“The Chinese government’s track record on implementing major infrastructure projects on time and within official budgets is incredibly poor,” said Adams, pointing to the Three Gorges Dam, which ended up several times costlier than original estimates.
In 2008, the Ministry of Water Resources and the Beijing municipal government announced 24 billion yuan would be spent to tackle the city’s water shortage with 136 water projects involving the industrial sector over the next few years.
“More dams, canals, pipelines and desalination plants may be technically feasible but they are economically and environmentally ruinous,” said the Probe International report.
The amount of water diverted from other areas like Hebei and Shanxi provinces has grown from less than 0.5 per cent in 2006 to 8 per cent of Beijing’s water supply last year, the report said. “Beijing has exported its water crisis,” it said.
In Hebei province, the water shortage has become an acute problem, with water resources falling about 50 per cent from their 1950 level, Xinhua quoted Li Qinglin, a director of Hebei’s water conservation department, as saying last year.

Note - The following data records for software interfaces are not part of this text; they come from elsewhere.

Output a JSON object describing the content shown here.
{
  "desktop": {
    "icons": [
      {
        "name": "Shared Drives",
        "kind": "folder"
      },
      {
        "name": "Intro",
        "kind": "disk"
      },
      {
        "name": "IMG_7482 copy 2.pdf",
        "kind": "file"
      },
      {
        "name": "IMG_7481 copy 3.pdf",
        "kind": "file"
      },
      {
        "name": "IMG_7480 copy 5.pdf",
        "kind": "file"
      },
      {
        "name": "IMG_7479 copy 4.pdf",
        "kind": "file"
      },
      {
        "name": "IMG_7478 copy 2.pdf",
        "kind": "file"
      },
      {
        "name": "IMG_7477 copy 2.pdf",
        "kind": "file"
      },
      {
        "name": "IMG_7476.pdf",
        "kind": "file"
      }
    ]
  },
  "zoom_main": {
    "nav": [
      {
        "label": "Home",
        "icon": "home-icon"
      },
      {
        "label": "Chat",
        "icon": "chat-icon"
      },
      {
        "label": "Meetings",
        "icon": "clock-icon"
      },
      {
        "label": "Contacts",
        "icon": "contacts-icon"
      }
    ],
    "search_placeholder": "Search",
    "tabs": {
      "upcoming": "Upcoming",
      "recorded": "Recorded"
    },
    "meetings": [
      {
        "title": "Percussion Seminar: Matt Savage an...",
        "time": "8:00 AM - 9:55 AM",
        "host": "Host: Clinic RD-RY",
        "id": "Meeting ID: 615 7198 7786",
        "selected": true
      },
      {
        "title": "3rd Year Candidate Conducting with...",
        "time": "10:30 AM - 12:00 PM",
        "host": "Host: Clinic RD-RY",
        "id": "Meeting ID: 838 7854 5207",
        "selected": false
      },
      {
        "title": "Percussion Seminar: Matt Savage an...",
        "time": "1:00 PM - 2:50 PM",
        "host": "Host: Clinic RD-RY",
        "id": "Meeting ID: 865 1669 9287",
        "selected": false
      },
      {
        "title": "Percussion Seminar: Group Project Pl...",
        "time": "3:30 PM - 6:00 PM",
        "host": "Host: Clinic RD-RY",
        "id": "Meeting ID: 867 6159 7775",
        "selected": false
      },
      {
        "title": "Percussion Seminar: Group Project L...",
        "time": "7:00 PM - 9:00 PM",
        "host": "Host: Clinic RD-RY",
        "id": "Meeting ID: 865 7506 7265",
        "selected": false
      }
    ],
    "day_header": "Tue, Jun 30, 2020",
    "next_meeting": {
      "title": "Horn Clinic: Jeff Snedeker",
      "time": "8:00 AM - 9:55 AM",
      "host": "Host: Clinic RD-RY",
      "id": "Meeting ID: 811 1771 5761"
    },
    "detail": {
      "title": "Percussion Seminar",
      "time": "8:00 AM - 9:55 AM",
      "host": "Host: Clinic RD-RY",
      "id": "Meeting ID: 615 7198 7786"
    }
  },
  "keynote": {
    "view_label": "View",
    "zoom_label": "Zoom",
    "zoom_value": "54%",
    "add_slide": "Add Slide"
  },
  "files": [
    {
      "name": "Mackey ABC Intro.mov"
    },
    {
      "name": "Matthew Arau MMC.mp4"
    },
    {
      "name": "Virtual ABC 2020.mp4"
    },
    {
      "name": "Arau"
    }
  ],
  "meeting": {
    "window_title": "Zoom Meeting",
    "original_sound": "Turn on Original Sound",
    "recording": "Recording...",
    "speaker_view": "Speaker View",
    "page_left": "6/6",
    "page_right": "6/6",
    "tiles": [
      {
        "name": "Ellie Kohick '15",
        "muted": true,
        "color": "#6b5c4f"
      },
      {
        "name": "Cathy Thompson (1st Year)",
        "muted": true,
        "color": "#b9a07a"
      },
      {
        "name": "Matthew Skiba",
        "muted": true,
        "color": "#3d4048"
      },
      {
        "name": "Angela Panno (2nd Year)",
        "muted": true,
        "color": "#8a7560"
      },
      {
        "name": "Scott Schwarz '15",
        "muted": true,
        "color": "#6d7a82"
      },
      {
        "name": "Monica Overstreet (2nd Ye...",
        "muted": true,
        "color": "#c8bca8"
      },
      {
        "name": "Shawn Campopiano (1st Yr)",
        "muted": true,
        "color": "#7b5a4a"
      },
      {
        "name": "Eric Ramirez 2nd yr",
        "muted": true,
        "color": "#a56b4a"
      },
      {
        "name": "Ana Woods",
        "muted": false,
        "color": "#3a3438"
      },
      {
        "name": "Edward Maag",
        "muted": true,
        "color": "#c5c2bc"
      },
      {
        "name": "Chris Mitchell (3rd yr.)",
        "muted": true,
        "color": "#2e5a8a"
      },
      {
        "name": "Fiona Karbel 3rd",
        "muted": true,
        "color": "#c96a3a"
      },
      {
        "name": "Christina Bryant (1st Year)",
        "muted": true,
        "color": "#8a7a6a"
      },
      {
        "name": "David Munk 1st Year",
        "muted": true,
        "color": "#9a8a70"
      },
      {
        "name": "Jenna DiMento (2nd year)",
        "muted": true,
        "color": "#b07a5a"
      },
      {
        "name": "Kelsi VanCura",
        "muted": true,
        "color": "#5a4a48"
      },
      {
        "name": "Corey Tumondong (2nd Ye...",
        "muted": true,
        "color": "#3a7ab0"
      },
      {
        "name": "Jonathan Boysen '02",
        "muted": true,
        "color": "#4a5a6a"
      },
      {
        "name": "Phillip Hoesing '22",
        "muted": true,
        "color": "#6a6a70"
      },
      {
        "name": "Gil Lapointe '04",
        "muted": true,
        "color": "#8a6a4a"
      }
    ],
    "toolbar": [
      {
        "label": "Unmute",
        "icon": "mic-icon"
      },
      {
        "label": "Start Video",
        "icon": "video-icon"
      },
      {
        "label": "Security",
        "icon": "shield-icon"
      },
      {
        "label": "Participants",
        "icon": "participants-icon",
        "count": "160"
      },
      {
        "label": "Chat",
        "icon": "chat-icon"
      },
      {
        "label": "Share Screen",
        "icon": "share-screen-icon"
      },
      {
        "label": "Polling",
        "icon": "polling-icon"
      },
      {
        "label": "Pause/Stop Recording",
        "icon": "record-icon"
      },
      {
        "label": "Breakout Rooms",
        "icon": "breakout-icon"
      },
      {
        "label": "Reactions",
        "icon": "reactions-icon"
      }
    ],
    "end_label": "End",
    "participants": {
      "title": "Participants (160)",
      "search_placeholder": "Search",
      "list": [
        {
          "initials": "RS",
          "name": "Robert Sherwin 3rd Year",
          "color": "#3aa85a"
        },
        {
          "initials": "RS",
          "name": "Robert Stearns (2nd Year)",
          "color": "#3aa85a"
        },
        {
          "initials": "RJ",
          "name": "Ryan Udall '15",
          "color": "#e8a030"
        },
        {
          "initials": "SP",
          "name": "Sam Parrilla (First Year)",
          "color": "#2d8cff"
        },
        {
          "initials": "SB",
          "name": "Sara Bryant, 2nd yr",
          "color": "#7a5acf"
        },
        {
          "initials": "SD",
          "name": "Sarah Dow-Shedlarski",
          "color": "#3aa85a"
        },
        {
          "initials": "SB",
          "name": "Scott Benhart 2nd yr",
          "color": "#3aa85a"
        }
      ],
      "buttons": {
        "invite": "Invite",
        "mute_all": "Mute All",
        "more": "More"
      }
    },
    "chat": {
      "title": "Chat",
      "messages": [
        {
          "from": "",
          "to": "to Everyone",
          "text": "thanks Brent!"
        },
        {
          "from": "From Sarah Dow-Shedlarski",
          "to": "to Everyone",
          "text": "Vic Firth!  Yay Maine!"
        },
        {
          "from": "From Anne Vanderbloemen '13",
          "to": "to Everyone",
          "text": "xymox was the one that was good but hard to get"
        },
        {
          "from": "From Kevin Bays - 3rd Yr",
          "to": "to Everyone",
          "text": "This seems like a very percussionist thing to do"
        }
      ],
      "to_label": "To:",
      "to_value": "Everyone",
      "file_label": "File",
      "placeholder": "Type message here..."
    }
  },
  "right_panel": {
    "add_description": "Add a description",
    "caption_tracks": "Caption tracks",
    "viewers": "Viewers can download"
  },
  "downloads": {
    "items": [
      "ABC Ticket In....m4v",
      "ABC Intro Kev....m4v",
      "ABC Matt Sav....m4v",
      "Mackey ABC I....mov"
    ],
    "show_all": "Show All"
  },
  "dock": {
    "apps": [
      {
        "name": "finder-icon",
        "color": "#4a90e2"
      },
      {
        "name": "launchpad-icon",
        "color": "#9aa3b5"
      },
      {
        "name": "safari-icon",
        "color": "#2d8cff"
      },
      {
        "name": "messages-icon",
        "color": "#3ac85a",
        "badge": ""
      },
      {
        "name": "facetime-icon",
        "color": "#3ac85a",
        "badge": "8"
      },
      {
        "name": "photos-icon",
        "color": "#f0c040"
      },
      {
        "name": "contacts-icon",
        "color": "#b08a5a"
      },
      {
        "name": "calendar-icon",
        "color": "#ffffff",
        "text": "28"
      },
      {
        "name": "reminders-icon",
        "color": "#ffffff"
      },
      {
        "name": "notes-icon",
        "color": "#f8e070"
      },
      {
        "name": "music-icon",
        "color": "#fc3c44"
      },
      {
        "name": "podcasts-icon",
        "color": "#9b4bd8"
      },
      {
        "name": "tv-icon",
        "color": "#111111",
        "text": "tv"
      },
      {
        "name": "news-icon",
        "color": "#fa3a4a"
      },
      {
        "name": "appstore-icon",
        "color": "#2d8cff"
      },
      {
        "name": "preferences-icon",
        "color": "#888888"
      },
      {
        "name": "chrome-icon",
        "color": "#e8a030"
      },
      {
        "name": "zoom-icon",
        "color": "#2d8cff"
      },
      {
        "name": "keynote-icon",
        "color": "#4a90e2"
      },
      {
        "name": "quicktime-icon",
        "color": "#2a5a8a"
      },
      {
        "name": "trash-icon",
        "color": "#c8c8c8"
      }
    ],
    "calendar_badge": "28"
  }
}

“Beijing can’t keep going further afield, with larger engineering projects to take water from other people’s watersheds. Beijing needs to implement regulatory and pricing regimes that reflect the scarcity of water in their own watershed and induce conservation and watershed rehabilitation,” Adams said.
“Resource management by decree leads to massive mistakes. Those are now obvious in Beijing,” the Probe report said. “The political fixation on large engineering projects to keep urban taps flowing at little or no cost to consumers meant consumption was divorced from consequence without price signals to indicate scarcity.”
Beijing has good laws to protect its water, the report said. “But without effective enforcement, they are irrelevant at best and an excuse at worst. Though Beijing has much work to do to restore its watershed and live within its water means, the goal is achievable.”
Toh Han Shih, South China Morning Post, August 16, 2010.